Bedtime - it's every parent's favorite time of day. But, when your tiny tot refuses to fall asleep, bedtime can become a nightmare for everyone.

Kids need their sleep, and parents need some downtime every day too. So, here's the solution: exercise -- no, not for you (though that's a good idea, too), but for your child.

A New Zealand study found that school-aged kids who are physically active during the day fall asleep faster than their sedentary peers. The study, which was published online in the Archives of Disease in Childhood followed 519 children with a mean age of 7.3 years.

They discovered that for every hour a child was sedentary, it increased their sleep latency -- or falling asleep time -- by 3.1 minutes.

Parents reading this are probably not surprised. How many times have you let your kids stay those extra 15 minutes at the pool or playground to wear them out?

In fact, New York University Sleep Disorders Center director Dr. David Rapoport, told Forbes sedentary children may just need less sleep:

I see this as something which we were designed by nature to do. The purpose of sleep is to recover from activity, and what this is showing is that that link is quite tight in the child.
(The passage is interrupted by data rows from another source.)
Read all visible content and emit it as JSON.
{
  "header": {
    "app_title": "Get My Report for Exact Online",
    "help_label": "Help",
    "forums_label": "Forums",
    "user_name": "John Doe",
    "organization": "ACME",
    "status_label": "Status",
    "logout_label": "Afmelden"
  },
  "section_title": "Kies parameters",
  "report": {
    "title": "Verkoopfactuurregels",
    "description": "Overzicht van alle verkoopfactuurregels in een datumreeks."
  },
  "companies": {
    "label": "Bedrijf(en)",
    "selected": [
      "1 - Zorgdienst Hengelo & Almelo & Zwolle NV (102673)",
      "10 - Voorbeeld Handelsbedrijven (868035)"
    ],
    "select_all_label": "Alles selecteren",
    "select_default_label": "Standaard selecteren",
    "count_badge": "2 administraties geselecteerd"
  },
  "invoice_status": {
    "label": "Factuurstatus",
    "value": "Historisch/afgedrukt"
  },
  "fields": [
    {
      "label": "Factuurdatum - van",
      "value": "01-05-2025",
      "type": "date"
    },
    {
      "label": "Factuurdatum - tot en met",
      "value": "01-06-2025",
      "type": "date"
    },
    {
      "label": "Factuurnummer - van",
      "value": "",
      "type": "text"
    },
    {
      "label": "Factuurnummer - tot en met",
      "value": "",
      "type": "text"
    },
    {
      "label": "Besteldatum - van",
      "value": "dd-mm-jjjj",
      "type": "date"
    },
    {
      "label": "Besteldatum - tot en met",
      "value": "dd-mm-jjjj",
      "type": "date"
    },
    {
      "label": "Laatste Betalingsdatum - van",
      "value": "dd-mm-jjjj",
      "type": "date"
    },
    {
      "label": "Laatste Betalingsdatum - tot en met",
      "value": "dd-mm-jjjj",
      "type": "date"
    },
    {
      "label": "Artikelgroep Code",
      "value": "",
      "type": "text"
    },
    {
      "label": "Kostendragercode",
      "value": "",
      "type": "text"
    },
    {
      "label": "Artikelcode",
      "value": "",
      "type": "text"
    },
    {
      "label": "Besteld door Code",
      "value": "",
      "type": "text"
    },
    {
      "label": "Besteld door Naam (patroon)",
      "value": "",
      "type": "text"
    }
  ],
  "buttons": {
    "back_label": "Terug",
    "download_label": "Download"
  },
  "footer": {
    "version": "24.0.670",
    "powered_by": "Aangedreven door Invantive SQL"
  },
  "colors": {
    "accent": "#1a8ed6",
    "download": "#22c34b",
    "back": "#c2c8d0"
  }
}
If the child exercises, they need more sleep and they get it more easily.

A 2008 study found however, that TV can disrupt a child's ability to fall asleep. Since today's sedentary kids spend much of their spare time playing video games, using the computer, or watching TV, they're especially at risk of not getting enough sleep -- even if they need less than active kids.

As an adult, I know I sleep far better when I'm exercising daily and so do my children.

Have you observed this effect in your own kids?